Last week, we were thrilled when students took the final step in the year-long process of Student Activities Fee Endowment reform by voting in favor of all three proposals.
Georgetown University Student Association President Mike Meaney (SFS ’12) and Vice President Greg Laverriere (COL ’12) should be applauded, along with the GUSA senate, for encouraging openness and transparency throughout the year. This progress suggests GUSA is ready to take on an expanded role in campus affairs. By increasing voter thresholds for elections and referendum, GUSA can boost its legitimacy in the eyes of both students and administrators, making the case for its inclusion in an even greater range of university decisions.
SAFE reform, which culminated in last week’s referendum, was conducted with admirable professionalism. GUSA held multiple town halls, solicited proposals and whittled them down to three viable options. It is the first time in years that students have had official control over a sizable chunk of university funding.
Just as impressive is the relatively high voter turnout GUSA managed to generate: over 2,500 students voted on each issue, exceeding the 2,000-vote threshold imposed for the referendum. In fact, the vote totals are comparable to the number cast in the student body presidential elections of recent years, which have also experienced growth in turnout.

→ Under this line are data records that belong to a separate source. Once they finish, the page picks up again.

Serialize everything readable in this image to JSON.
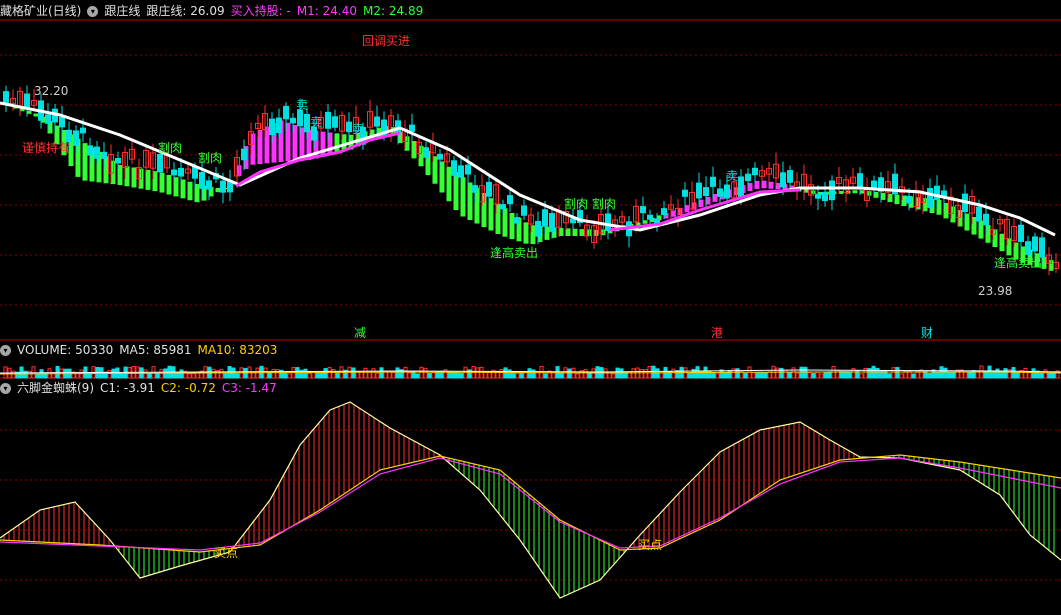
{
  "main_header": {
    "title": "藏格矿业(日线)",
    "indicator": "跟庄线",
    "line_label": "跟庄线: 26.09",
    "signal": "买入持股: -",
    "m1": "M1: 24.40",
    "m2": "M2: 24.89"
  },
  "volume_header": {
    "volume": "VOLUME: 50330",
    "ma5": "MA5: 85981",
    "ma10": "MA10: 83203"
  },
  "spider_header": {
    "name": "六脚金蜘蛛(9)",
    "c1": "C1: -3.91",
    "c2": "C2: -0.72",
    "c3": "C3: -1.47"
  },
  "colors": {
    "up": "#ff3030",
    "down": "#00e0e0",
    "ribbon_green": "#33ff33",
    "ribbon_magenta": "#ff33ff",
    "white_line": "#ffffff",
    "magenta_line": "#ff33ff",
    "grid": "#8b0000",
    "panel_border": "#c00000",
    "icon": "chevron-down-icon"
  },
  "chart_data": {
    "type": "candlestick",
    "price_high_label": "32.20",
    "price_low_label": "23.98",
    "annotations": [
      {
        "text": "回调买进",
        "color": "#ff3030"
      },
      {
        "text": "谨慎持有",
        "color": "#ff3030"
      },
      {
        "text": "割肉",
        "color": "#33ff33"
      },
      {
        "text": "割肉",
        "color": "#33ff33"
      },
      {
        "text": "卖",
        "color": "#00e0e0"
      },
      {
        "text": "卖",
        "color": "#00e0e0"
      },
      {
        "text": "卖",
        "color": "#00e0e0"
      },
      {
        "text": "逢高卖出",
        "color": "#33ff33"
      },
      {
        "text": "割肉 割肉",
        "color": "#33ff33"
      },
      {
        "text": "卖",
        "color": "#00e0e0"
      },
      {
        "text": "逢高卖出",
        "color": "#33ff33"
      }
    ],
    "event_markers": [
      {
        "text": "减",
        "color": "#33ff33"
      },
      {
        "text": "港",
        "color": "#ff3030"
      },
      {
        "text": "财",
        "color": "#00e0e0"
      }
    ],
    "spider_markers": [
      {
        "text": "买点",
        "color": "#ffd000"
      },
      {
        "text": "买点",
        "color": "#ffd000"
      }
    ]
  }
}
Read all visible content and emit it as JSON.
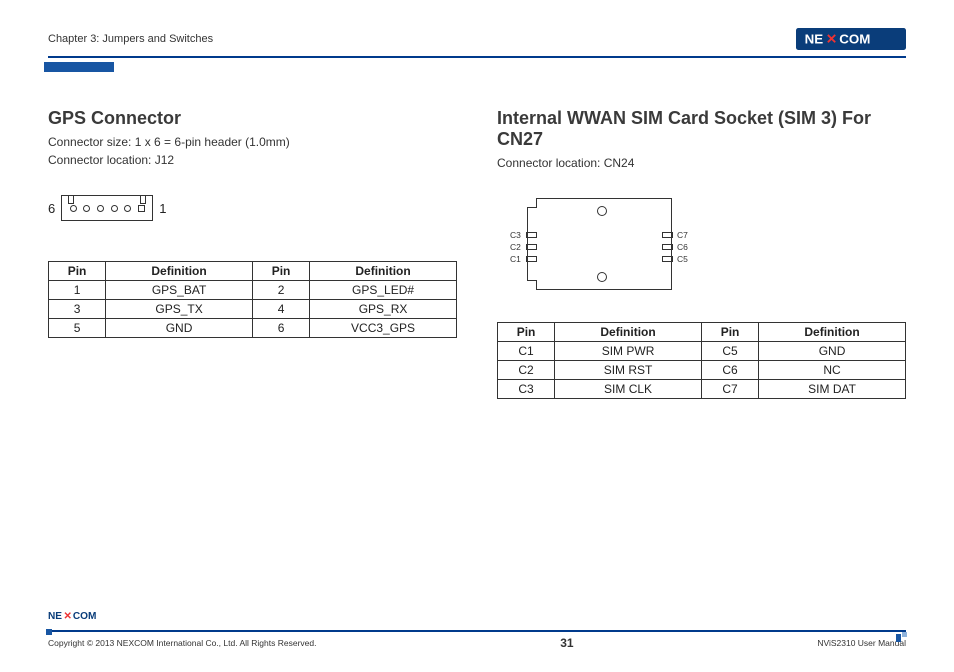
{
  "header": {
    "chapter": "Chapter 3: Jumpers and Switches",
    "logo_text": "NEXCOM"
  },
  "left": {
    "title": "GPS Connector",
    "size_line": "Connector size: 1 x 6 = 6-pin header (1.0mm)",
    "loc_line": "Connector location: J12",
    "diagram_left": "6",
    "diagram_right": "1",
    "table": {
      "headers": [
        "Pin",
        "Definition",
        "Pin",
        "Definition"
      ],
      "rows": [
        [
          "1",
          "GPS_BAT",
          "2",
          "GPS_LED#"
        ],
        [
          "3",
          "GPS_TX",
          "4",
          "GPS_RX"
        ],
        [
          "5",
          "GND",
          "6",
          "VCC3_GPS"
        ]
      ]
    }
  },
  "right": {
    "title": "Internal WWAN SIM Card Socket (SIM 3) For CN27",
    "loc_line": "Connector location: CN24",
    "pad_labels_left": [
      "C3",
      "C2",
      "C1"
    ],
    "pad_labels_right": [
      "C7",
      "C6",
      "C5"
    ],
    "table": {
      "headers": [
        "Pin",
        "Definition",
        "Pin",
        "Definition"
      ],
      "rows": [
        [
          "C1",
          "SIM PWR",
          "C5",
          "GND"
        ],
        [
          "C2",
          "SIM RST",
          "C6",
          "NC"
        ],
        [
          "C3",
          "SIM CLK",
          "C7",
          "SIM DAT"
        ]
      ]
    }
  },
  "footer": {
    "copyright": "Copyright © 2013 NEXCOM International Co., Ltd. All Rights Reserved.",
    "page": "31",
    "manual": "NViS2310 User Manual",
    "logo_text": "NEXCOM"
  }
}
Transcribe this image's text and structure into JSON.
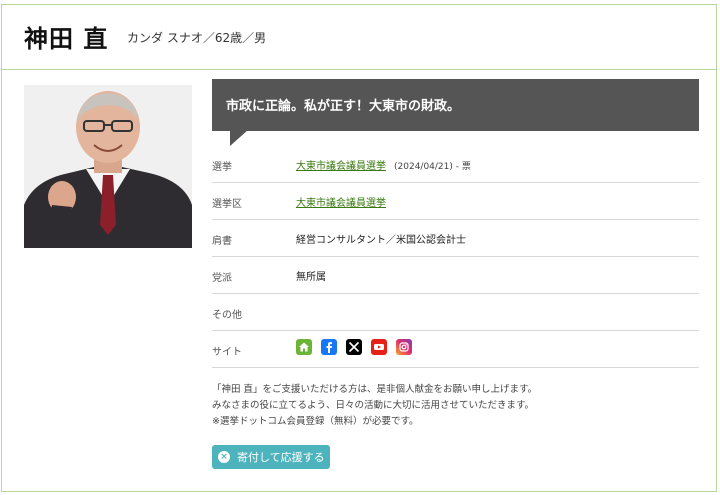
{
  "profile": {
    "name": "神田 直",
    "subtitle": "カンダ スナオ／62歳／男"
  },
  "banner": {
    "text": "市政に正論。私が正す！大東市の財政。"
  },
  "rows": {
    "election": {
      "label": "選挙",
      "link": "大東市議会議員選挙",
      "note": "(2024/04/21) - 票"
    },
    "district": {
      "label": "選挙区",
      "link": "大東市議会議員選挙"
    },
    "title": {
      "label": "肩書",
      "value": "経営コンサルタント／米国公認会計士"
    },
    "party": {
      "label": "党派",
      "value": "無所属"
    },
    "other": {
      "label": "その他",
      "value": ""
    },
    "site": {
      "label": "サイト",
      "icons": [
        "home-icon",
        "facebook-icon",
        "x-icon",
        "youtube-icon",
        "instagram-icon"
      ]
    }
  },
  "note": {
    "line1": "「神田 直」をご支援いただける方は、是非個人献金をお願い申し上げます。",
    "line2": "みなさまの役に立てるよう、日々の活動に大切に活用させていただきます。",
    "line3": "※選挙ドットコム会員登録（無料）が必要です。"
  },
  "donate": {
    "label": "寄付して応援する"
  },
  "colors": {
    "frame_border": "#b7d89a",
    "banner_bg": "#555555",
    "link": "#3a7a10",
    "donate_bg": "#4db4bd"
  }
}
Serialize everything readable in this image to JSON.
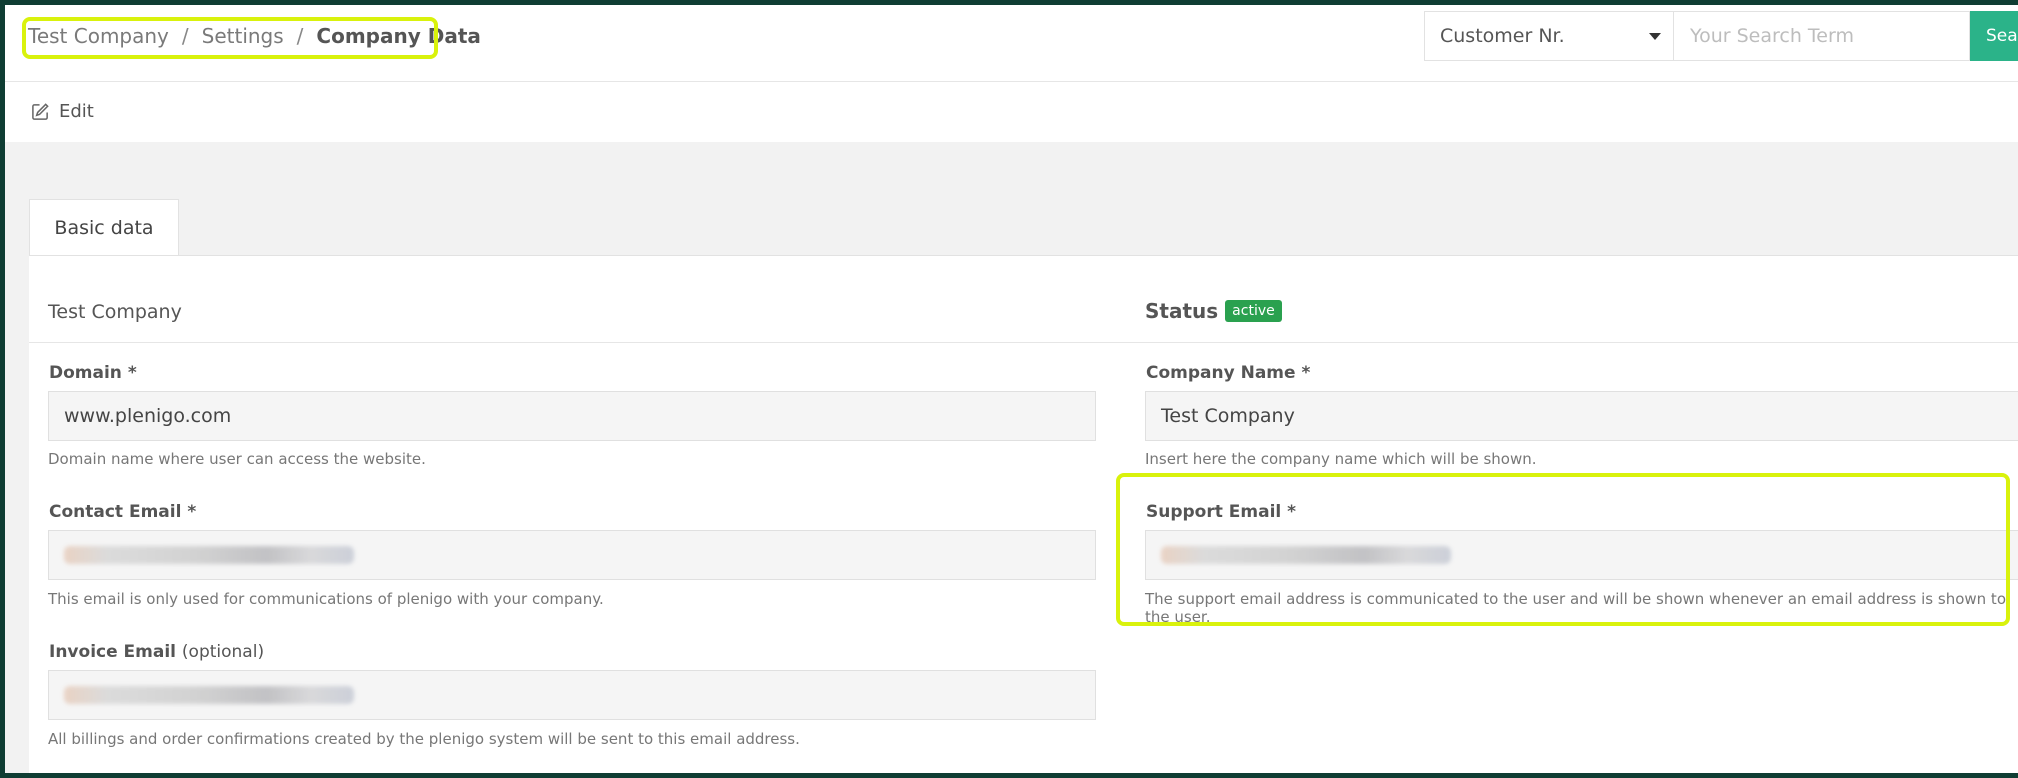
{
  "breadcrumb": {
    "items": [
      "Test Company",
      "Settings"
    ],
    "current": "Company Data",
    "separator": "/"
  },
  "search": {
    "select_value": "Customer Nr.",
    "placeholder": "Your Search Term",
    "button_label": "Sea"
  },
  "toolbar": {
    "edit_label": "Edit"
  },
  "tabs": {
    "active": "Basic data"
  },
  "company": {
    "title": "Test Company"
  },
  "status": {
    "label": "Status",
    "badge": "active",
    "badge_color": "#2aa14f"
  },
  "fields": {
    "domain": {
      "label": "Domain",
      "required": "*",
      "value": "www.plenigo.com",
      "help": "Domain name where user can access the website."
    },
    "company_name": {
      "label": "Company Name",
      "required": "*",
      "value": "Test Company",
      "help": "Insert here the company name which will be shown."
    },
    "contact_email": {
      "label": "Contact Email",
      "required": "*",
      "help": "This email is only used for communications of plenigo with your company."
    },
    "support_email": {
      "label": "Support Email",
      "required": "*",
      "help": "The support email address is communicated to the user and will be shown whenever an email address is shown to the user."
    },
    "invoice_email": {
      "label": "Invoice Email",
      "optional": "(optional)",
      "help": "All billings and order confirmations created by the plenigo system will be sent to this email address."
    }
  },
  "colors": {
    "accent": "#2bb389",
    "highlight": "#d9f20c",
    "frame": "#0f3d33"
  }
}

But this year’s success implies that GUSA can progress further. With a significant portion of the undergraduate body now taking part in student body-wide referenda and elections, it might be time to reconsider threshold levels. This year, after the 2,000-vote minimum was reached, a proposal needed a simple majority to pass. In theory, any one of the proposals could have passed with 1,001 “yes” votes, which would represent the support of less than one-seventh of the undergraduate student body.
There is no doubt that last week’s student body vote was valid. More than 85 percent of the votes cast for each proposal were positive, and none of the proposals had more than 350 detractors. But with a precedent of high student turnout now firmly established, it would make sense to give any future referendum even more legitimacy by establishing a “yes” vote threshold rather than a total vote threshold.
We are suggesting a system by which a certain number of votes in favor would be required, perhaps around 1,500, for a referendum to pass. This system would only add to GUSA’s legitimacy, and its recommendation shouldn’t be taken as a criticism of the organization but as a compliment to the work done so far. We believe that GUSA has reached a point where it functions well enough to take on larger university issues that could improve student life even more.
Despite some of the criticisms that GUSA has received over the past few years, there is no denying the success it has attained with this latest SAFE referendum. We are proud to have seen our student body leadership come such a long way, and we look forward to seeing the benefits of the passed proposals. But most importantly, we hope GUSA will be able to sustain and build upon established levels of participation and dialogue with voters in years to come.